Today I ate at Chevys and had the Prickly Pear Margarita....my favorite there.
Prickly Pear
Prickly pear juice, Sauza Hornitos Reposado and Tuaca
_________________
"Oh waiter, another cocktail please!!!"


 
View Profile of VampiressRN Send a personal message to VampiressRN  Email VampiressRN Goto the website of VampiressRN     Edit/Delete This Post Reply with quote
Chip and Andy
Tiki Socialite

Joined: Jul 13, 2004
Posts: 2204
From: Corner table, Molokai Lounge, Mai-Kai.
Posted: 2007-01-07 9:05 pm   Permalink

I have something sort of like this...



that I use on my pineapples. Mine has wires that criss-cross at the bottom so when you pull out the meat of the fruit you get a completly hollow shell suitable for drinking from. You cut the top, push the tool straight down, twist half-way and pull up. You get the fruit in 6 easy spears and a hollow pineapple shell ready for serving.

As for the tops, here is a picture of my first planting three years ago. This plant is one year old as of the photo, and at the very center of the plant is the beginning of the flower crown.

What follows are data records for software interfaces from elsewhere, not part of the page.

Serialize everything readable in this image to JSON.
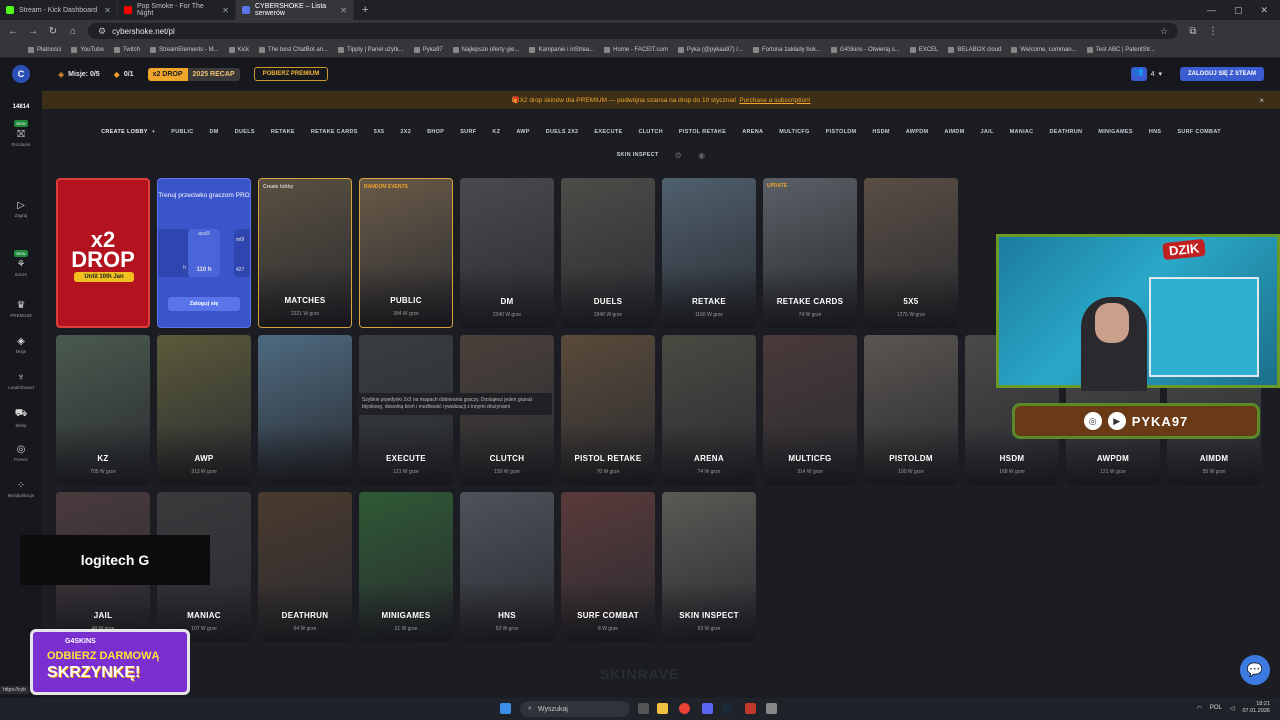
{
  "browser": {
    "tabs": [
      {
        "label": "Stream - Kick Dashboard",
        "color": "#53fc18",
        "active": false
      },
      {
        "label": "Pop Smoke - For The Night",
        "color": "#ff0000",
        "active": false
      },
      {
        "label": "CYBERSHOKE – Lista serwerów",
        "color": "#5a74e9",
        "active": true
      }
    ],
    "new_tab": "+",
    "url": "cybershoke.net/pl",
    "bookmarks": [
      "Płatności",
      "YouTube",
      "Twitch",
      "StreamElements - M...",
      "Kick",
      "The best ChatBot an...",
      "Tipply | Panel użytk...",
      "Pyka97",
      "Najlepsze oferty gie...",
      "Kampanie i inStrea...",
      "Home - FACEIT.com",
      "Pyka (@pykaa97) /...",
      "Fortuna zakłady buk...",
      "G4Skins - Otwieraj s...",
      "EXCEL",
      "BELABOX cloud",
      "Welcome, comman...",
      "Test ABC | PatentStr..."
    ]
  },
  "topnav": {
    "missions": "Misje: 0/5",
    "counter": "0/1",
    "drop_label": "x2 DROP",
    "recap_label": "2025 RECAP",
    "premium_button": "POBIERZ PREMIUM",
    "people_count": "4",
    "steam_login": "ZALOGUJ SIĘ Z STEAM"
  },
  "banner": {
    "text": "X2 drop skinów dla PREMIUM — podwójna szansa na drop do 10 stycznia!",
    "link": "Purchase a subscription!",
    "close": "×"
  },
  "sidebar": {
    "count": "14814",
    "items": [
      {
        "label": "Rozdanie",
        "new": "NEW",
        "icon": "gift-icon",
        "glyph": "⛝"
      },
      {
        "label": "Zagraj",
        "new": "",
        "icon": "play-icon",
        "glyph": "▷"
      },
      {
        "label": "Itecze",
        "new": "NEW",
        "icon": "tree-icon",
        "glyph": "⚘"
      },
      {
        "label": "PREMIUM",
        "new": "",
        "icon": "crown-icon",
        "glyph": "♛"
      },
      {
        "label": "Misje",
        "new": "",
        "icon": "target-icon",
        "glyph": "◈"
      },
      {
        "label": "Leaderboard",
        "new": "",
        "icon": "trophy-icon",
        "glyph": "♆"
      },
      {
        "label": "Sklep",
        "new": "",
        "icon": "cart-icon",
        "glyph": "⛟"
      },
      {
        "label": "Pomoc",
        "new": "",
        "icon": "help-icon",
        "glyph": "◎"
      },
      {
        "label": "Minialplikacje",
        "new": "",
        "icon": "apps-icon",
        "glyph": "⁘"
      }
    ]
  },
  "modes_row1": [
    "CREATE LOBBY",
    "PUBLIC",
    "DM",
    "DUELS",
    "RETAKE",
    "RETAKE CARDS",
    "5X5",
    "2X2",
    "BHOP",
    "SURF",
    "KZ",
    "AWP",
    "DUELS 2X2",
    "EXECUTE",
    "CLUTCH",
    "PISTOL RETAKE",
    "ARENA",
    "MULTICFG",
    "PISTOLDM",
    "HSDM",
    "AWPDM",
    "AIMDM",
    "JAIL",
    "MANIAC",
    "DEATHRUN",
    "MINIGAMES",
    "HNS",
    "SURF COMBAT"
  ],
  "modes_row2": [
    "SKIN INSPECT"
  ],
  "promo_drop": {
    "big1": "x2",
    "big2": "DROP",
    "pill": "Until 10th Jan"
  },
  "promo_pro": {
    "title": "Trenuj przeciwko graczom PRO",
    "player": "acoR",
    "stat": "110 h",
    "left_stat": "h",
    "right_stat": "427",
    "right_name": "m0l",
    "login": "Zaloguj się"
  },
  "cards": [
    {
      "title": "MATCHES",
      "sub": "2321 W grze",
      "tag": "Create lobby",
      "tagColor": "#cccccc",
      "gold": true,
      "bg": "#5a5040"
    },
    {
      "title": "PUBLIC",
      "sub": "384 W grze",
      "tag": "RANDOM EVENTS",
      "tagColor": "#f0a52b",
      "gold": true,
      "bg": "#6a5a48"
    },
    {
      "title": "DM",
      "sub": "2340 W grze",
      "tag": "",
      "gold": false,
      "bg": "#4a4a4e"
    },
    {
      "title": "DUELS",
      "sub": "2948 W grze",
      "tag": "",
      "gold": false,
      "bg": "#4e4c48"
    },
    {
      "title": "RETAKE",
      "sub": "1166 W grze",
      "tag": "",
      "gold": false,
      "bg": "#50606e"
    },
    {
      "title": "RETAKE CARDS",
      "sub": "74 W grze",
      "tag": "UPDATE",
      "tagColor": "#f0a52b",
      "gold": false,
      "bg": "#5a6066"
    },
    {
      "title": "5X5",
      "sub": "1275 W grze",
      "tag": "",
      "gold": false,
      "bg": "#5a4e44"
    },
    {
      "title": "KZ",
      "sub": "705 W grze",
      "tag": "",
      "gold": false,
      "bg": "#4a5a4e"
    },
    {
      "title": "AWP",
      "sub": "313 W grze",
      "tag": "",
      "gold": false,
      "bg": "#5a5a3a"
    },
    {
      "title": "",
      "sub": "",
      "tag": "",
      "gold": false,
      "bg": "#4e6a80"
    },
    {
      "title": "EXECUTE",
      "sub": "121 W grze",
      "tag": "",
      "gold": false,
      "bg": "#3a3e40"
    },
    {
      "title": "CLUTCH",
      "sub": "150 W grze",
      "tag": "",
      "gold": false,
      "bg": "#4a403a"
    },
    {
      "title": "PISTOL RETAKE",
      "sub": "70 W grze",
      "tag": "",
      "gold": false,
      "bg": "#5a4a3a"
    },
    {
      "title": "ARENA",
      "sub": "74 W grze",
      "tag": "",
      "gold": false,
      "bg": "#4a4a42"
    },
    {
      "title": "MULTICFG",
      "sub": "314 W grze",
      "tag": "",
      "gold": false,
      "bg": "#4a3a3a"
    },
    {
      "title": "PISTOLDM",
      "sub": "190 W grze",
      "tag": "",
      "gold": false,
      "bg": "#5a5550"
    },
    {
      "title": "HSDM",
      "sub": "168 W grze",
      "tag": "",
      "gold": false,
      "bg": "#4a4a48"
    },
    {
      "title": "AWPDM",
      "sub": "121 W grze",
      "tag": "",
      "gold": false,
      "bg": "#4a4a48"
    },
    {
      "title": "AIMDM",
      "sub": "55 W grze",
      "tag": "",
      "gold": false,
      "bg": "#4a4a48"
    },
    {
      "title": "JAIL",
      "sub": "48 W grze",
      "tag": "",
      "gold": false,
      "bg": "#4a3a3e"
    },
    {
      "title": "MANIAC",
      "sub": "107 W grze",
      "tag": "",
      "gold": false,
      "bg": "#3a3a3c"
    },
    {
      "title": "DEATHRUN",
      "sub": "64 W grze",
      "tag": "",
      "gold": false,
      "bg": "#4a3a2e"
    },
    {
      "title": "MINIGAMES",
      "sub": "21 W grze",
      "tag": "",
      "gold": false,
      "bg": "#2e5a34"
    },
    {
      "title": "HNS",
      "sub": "53 W grze",
      "tag": "",
      "gold": false,
      "bg": "#4e525a"
    },
    {
      "title": "SURF COMBAT",
      "sub": "8 W grze",
      "tag": "",
      "gold": false,
      "bg": "#5a3a3a"
    },
    {
      "title": "SKIN INSPECT",
      "sub": "53 W grze",
      "tag": "",
      "gold": false,
      "bg": "#5a5a55"
    }
  ],
  "tooltip": "Szybkie pojedynki 2x2 na mapach dobierania graczy. Dostajesz jeden granat błyskowy, dowolną broń i możliwość rywalizacji z innymi drużynami",
  "overlay": {
    "webcam_badge": "DZIK",
    "handle": "PYKA97",
    "logitech": "logitech",
    "g4_brand": "G4SKINS",
    "g4_line1": "ODBIERZ DARMOWĄ",
    "g4_line2": "SKRZYNKĘ!",
    "skinrave": "SKINRAVE"
  },
  "statusbar": {
    "url": "https://cyb"
  },
  "taskbar": {
    "search": "Wyszukaj",
    "lang": "POL",
    "time": "18:21",
    "date": "07.01.2026"
  }
}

This plant set one of the biggest, sweetest pineapples I have ever had the pleasure of eating. It then set out pups so that I now have about 8 plants in the front yard. This year I hope to have fruit on all of them.
_________________


 
View Profile of Chip and Andy Send a personal message to Chip and Andy  Email Chip and Andy Goto the website of Chip and Andy     Edit/Delete This Post Reply with quote
GatorRob
Tiki Socialite

Joined: Aug 20, 2004
Posts: 1770
From: 3 hrs 33 mins to paradise
Posted: 2007-01-08 09:23 am   Permalink

Hmmmm. I'm leery of any kitchen cutting tool that's made of plastic. I would think metal is the way to go. Chip, where did you buy yours?

 
View Profile of GatorRob Send a personal message to GatorRob      Edit/Delete This Post Reply with quote
Goto page ( 1 | 2 Next Page )
U-Moderate:
  
v1.5

[ About Tiki Central | Contact Tiki Central | Advertise on Tiki Central ]
(c) 2000-2014 Tikiroom.com (tm), Tiki Central (tm)

Credits & copyright infomation